The witchcraze had more of an effect in some countries than others but the questions that were asked to accused witches by the interrogators and the authorities were often given the same or very similar answers all across the globe, and it was this which first gave rise to the idea that the witchcraze was an ‘international conspiracy’.Continue reading “Witchcraft in the 16th and 17th Centuries”→
Germany – monk, priest, reformer, author & professor of theology
Rejected five of the seven sacraments – sale of indulgences, confession, pilgrimages, prayers to Saints and the Catholic Mass.
Salvation achieved through faith not good works.
Transubstantiation – real body and blood of Christ.
Denied Papal authority.
Importance of the Scriptures.
Bible should be in the vernacular.
For clerical marriage.
Works:- * Ninety-Five Theses (1517) * Appeal to the German Nobility (1520) * Babylonian Captivity of the Church (1520) * Freedom of a Christian (1520) * On Secular Authority (1523) * Bondage of the Will (1525) * Small and Large Catechisms (1529) Continue reading “Martin Luther, John Calvin, Huldrich Zwingli & John Knox”→
1542 – James V dies and is succeeded by his daughter, Mary Queen of Scots.
James V dies and his successor is his first daughter, Mary, who becomes Mary Queen of Scots.
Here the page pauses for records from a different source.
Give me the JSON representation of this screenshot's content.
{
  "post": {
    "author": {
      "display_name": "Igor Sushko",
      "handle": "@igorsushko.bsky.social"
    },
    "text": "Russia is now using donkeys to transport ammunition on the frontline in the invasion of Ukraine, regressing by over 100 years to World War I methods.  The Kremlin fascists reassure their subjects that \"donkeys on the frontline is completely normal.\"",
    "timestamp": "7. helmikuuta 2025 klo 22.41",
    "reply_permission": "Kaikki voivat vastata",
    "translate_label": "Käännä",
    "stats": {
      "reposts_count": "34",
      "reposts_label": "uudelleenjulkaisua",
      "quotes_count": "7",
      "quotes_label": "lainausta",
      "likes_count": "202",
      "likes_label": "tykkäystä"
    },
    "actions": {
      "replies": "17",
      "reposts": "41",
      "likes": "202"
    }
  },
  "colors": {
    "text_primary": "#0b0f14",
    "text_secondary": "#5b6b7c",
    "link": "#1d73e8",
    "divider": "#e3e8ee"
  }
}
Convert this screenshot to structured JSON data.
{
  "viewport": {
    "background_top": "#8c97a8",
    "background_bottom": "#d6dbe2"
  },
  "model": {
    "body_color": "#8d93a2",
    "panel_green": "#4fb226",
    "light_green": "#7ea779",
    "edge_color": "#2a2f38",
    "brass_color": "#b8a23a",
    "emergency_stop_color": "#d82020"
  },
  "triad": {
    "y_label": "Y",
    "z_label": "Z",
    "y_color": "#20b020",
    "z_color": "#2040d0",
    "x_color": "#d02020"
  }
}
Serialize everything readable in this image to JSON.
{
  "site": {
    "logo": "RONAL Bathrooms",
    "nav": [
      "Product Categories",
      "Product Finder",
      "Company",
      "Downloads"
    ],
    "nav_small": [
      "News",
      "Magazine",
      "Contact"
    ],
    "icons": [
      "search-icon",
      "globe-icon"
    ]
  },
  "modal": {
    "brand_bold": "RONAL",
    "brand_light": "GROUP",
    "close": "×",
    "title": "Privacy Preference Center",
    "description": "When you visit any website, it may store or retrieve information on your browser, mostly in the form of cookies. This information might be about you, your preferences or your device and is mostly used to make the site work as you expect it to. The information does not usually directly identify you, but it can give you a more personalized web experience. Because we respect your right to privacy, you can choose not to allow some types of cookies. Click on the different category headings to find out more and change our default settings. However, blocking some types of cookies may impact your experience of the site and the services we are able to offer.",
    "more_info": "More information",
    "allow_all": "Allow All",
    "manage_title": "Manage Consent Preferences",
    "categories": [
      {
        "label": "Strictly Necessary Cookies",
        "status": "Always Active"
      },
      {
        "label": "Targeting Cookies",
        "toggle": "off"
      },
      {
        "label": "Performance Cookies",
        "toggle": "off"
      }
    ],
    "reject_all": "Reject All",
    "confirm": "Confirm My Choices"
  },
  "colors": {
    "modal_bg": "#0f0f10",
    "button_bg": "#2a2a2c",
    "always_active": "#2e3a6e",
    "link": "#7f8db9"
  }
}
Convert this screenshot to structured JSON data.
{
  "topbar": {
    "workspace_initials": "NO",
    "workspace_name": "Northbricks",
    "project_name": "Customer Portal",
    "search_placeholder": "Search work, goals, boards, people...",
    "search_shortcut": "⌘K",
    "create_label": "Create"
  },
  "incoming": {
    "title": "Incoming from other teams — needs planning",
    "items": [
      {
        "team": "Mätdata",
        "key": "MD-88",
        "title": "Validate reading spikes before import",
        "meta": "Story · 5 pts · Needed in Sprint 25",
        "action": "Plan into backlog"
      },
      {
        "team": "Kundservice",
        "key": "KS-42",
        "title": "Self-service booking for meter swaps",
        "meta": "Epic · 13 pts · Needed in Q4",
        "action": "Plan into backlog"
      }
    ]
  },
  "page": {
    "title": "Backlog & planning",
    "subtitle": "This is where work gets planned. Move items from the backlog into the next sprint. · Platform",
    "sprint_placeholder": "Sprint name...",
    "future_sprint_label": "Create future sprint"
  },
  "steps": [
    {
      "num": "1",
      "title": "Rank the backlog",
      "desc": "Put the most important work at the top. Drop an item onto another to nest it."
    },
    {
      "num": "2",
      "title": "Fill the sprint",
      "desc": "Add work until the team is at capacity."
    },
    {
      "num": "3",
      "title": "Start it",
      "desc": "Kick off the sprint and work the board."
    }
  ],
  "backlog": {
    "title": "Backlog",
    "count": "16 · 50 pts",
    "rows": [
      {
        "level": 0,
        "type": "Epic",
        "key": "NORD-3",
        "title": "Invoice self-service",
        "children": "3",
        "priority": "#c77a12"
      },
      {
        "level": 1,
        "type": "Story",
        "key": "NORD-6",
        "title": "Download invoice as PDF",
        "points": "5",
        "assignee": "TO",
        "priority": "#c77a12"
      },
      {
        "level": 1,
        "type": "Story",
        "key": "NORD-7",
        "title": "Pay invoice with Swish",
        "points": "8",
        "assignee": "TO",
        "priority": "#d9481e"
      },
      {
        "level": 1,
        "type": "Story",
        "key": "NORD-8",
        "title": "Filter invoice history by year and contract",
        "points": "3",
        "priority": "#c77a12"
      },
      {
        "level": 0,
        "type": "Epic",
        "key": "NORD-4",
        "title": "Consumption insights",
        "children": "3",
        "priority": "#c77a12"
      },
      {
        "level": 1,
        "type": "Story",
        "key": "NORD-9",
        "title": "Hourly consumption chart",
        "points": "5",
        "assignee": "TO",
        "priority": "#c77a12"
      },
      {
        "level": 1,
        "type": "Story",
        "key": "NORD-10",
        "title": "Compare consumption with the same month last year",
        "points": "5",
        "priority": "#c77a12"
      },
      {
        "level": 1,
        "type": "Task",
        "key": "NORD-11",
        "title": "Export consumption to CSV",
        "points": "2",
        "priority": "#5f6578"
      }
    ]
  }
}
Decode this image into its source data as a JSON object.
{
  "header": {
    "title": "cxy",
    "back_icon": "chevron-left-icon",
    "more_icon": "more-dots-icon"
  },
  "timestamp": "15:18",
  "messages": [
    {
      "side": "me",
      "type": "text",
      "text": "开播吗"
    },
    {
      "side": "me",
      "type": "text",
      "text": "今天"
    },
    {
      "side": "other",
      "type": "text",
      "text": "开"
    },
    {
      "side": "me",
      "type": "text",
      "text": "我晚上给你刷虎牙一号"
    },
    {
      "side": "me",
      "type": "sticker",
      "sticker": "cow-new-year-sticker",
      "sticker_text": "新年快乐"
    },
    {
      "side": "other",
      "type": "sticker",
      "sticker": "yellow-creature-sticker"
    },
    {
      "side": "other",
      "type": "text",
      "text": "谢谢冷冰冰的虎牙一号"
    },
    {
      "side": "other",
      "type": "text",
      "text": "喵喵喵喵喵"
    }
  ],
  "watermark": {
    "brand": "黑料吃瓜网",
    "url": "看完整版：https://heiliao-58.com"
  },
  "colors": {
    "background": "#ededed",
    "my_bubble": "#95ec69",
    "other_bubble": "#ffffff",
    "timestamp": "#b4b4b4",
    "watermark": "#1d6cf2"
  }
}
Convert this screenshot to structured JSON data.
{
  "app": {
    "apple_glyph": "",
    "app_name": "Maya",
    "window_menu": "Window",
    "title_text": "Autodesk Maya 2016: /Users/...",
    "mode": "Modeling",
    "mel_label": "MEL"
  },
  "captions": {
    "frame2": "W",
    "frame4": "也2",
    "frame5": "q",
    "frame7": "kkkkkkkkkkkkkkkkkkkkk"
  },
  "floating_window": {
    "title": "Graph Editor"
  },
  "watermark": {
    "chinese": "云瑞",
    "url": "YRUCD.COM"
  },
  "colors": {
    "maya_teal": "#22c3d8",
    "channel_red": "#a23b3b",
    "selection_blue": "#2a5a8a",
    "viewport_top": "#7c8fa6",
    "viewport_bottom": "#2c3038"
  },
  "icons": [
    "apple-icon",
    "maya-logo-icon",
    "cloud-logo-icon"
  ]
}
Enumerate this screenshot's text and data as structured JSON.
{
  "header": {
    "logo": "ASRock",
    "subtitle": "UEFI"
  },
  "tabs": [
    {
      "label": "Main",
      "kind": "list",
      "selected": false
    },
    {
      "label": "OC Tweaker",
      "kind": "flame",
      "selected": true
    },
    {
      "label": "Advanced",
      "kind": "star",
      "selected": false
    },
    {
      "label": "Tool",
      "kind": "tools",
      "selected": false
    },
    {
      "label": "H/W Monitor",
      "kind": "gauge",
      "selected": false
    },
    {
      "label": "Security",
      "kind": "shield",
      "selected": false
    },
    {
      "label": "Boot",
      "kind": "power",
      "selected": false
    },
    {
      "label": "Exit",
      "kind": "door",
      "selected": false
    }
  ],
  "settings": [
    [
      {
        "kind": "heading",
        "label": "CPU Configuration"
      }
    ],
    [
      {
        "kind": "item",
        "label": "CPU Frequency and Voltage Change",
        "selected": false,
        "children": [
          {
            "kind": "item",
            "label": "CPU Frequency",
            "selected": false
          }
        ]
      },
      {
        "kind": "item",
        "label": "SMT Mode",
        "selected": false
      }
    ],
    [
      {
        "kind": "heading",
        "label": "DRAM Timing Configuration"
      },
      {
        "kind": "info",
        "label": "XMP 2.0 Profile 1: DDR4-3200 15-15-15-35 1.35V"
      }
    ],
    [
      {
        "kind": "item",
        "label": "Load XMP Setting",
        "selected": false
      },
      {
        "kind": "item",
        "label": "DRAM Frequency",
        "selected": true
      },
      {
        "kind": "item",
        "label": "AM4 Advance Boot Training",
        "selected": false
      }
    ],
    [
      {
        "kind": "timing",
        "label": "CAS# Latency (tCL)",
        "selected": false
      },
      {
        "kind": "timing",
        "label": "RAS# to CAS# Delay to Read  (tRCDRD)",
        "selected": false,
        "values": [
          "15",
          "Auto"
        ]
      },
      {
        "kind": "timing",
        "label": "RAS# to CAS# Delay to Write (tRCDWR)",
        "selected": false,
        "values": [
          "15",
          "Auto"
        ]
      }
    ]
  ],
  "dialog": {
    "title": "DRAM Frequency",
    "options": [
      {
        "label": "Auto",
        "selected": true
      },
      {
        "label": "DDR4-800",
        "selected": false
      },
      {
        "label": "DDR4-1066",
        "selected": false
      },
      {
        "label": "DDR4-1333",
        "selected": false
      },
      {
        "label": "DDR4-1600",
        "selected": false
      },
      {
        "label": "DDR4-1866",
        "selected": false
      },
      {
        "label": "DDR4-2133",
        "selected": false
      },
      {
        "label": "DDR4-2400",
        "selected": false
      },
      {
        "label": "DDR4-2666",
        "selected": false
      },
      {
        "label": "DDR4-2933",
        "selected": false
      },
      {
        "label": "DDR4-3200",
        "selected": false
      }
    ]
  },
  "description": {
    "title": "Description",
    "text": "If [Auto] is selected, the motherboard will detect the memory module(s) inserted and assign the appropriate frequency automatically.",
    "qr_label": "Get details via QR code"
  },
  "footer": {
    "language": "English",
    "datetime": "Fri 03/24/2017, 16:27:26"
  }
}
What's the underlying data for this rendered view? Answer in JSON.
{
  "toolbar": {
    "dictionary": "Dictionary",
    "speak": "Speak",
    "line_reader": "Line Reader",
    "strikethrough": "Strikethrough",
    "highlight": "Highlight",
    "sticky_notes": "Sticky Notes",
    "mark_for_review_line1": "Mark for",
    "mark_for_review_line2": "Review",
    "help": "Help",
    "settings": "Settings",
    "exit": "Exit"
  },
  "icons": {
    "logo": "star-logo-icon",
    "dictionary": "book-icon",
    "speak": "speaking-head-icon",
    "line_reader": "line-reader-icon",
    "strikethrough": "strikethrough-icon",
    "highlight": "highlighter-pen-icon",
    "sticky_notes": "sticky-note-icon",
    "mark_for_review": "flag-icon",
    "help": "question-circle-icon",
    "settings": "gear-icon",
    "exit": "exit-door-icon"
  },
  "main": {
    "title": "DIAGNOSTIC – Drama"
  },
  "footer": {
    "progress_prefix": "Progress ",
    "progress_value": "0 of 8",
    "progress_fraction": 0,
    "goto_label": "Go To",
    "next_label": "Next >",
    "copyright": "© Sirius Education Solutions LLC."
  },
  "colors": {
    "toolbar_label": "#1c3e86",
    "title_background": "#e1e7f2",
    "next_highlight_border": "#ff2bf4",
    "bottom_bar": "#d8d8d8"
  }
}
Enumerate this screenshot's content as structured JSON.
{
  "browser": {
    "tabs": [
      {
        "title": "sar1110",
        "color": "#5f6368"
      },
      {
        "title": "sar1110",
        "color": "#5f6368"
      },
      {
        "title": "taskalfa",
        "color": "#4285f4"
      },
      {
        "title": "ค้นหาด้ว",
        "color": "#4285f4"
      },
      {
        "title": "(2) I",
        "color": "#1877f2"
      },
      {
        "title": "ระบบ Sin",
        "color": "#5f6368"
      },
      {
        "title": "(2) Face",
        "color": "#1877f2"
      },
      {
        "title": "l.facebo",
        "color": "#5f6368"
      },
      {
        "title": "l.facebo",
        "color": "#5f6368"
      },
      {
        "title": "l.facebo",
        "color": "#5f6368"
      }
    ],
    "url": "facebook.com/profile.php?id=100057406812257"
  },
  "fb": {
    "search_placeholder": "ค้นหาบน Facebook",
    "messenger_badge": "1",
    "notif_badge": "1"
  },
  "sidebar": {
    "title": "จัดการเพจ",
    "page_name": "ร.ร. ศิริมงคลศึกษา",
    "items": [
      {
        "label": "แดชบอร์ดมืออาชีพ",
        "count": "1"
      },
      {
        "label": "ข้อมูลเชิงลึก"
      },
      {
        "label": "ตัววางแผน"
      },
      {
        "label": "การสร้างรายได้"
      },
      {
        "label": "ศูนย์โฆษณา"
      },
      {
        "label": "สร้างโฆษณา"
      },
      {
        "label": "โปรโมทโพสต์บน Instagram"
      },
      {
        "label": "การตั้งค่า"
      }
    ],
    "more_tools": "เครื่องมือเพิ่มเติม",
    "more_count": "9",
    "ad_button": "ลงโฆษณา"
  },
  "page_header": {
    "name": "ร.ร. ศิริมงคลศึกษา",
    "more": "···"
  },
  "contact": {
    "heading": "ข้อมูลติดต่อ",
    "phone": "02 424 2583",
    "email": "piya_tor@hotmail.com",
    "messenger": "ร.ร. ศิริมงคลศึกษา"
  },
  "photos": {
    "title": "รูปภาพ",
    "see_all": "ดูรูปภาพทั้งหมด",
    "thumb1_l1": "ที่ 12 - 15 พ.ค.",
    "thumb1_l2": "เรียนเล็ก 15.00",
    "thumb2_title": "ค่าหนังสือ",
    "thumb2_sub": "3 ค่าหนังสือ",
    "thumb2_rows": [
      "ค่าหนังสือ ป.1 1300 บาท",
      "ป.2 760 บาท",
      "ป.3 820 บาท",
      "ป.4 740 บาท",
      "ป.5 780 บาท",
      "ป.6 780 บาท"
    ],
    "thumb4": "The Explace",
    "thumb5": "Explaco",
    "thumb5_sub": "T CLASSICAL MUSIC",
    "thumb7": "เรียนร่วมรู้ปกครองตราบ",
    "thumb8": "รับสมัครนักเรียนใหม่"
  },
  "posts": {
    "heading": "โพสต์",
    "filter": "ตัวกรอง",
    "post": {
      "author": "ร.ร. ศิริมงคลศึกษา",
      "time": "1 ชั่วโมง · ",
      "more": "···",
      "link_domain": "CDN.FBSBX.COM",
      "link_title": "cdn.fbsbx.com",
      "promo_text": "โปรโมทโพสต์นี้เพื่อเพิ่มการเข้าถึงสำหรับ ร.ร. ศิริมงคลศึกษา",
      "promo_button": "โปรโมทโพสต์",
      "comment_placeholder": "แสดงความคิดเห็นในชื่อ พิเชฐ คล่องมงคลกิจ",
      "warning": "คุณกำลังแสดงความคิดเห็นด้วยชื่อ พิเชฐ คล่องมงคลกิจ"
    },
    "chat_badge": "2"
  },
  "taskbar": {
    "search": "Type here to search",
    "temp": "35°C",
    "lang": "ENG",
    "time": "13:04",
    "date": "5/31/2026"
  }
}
The Stuarts were known for being Catholics, and that is partially why Henry VIII didn’t wish for the succession to pass to the children of his sister Margaret (the mother of James V). Mary was only a year old when she succeeded to the throne and at one point there were plans to marry her to the future Edward VI of England.
1543 – Knox converts to Protestantism.
1545 – Knox becomes an associate and bodyguard to George Wishart.
1510 – Luther is sent to Rome on monastic business and sees the corruption of the Church.
1517 – Luther posts his 95 theses on a church door in Wittenburg in Germany, formally beginning the Protestant Reformation in Europe:-
The disputation protests against clerical abuses like pluralism, absenteeism, baptism and the sale of indulgences (the idea that people could buy a place in heaven for their souls, and to forgive their sins).
1518 – Luther defends his beliefs in front of Augustinians, and refuses to recant. Frederick the Wise protects him from being handed over to Rome.
1519 – Luther debates papal infallibility and begins a New Testament sermon series.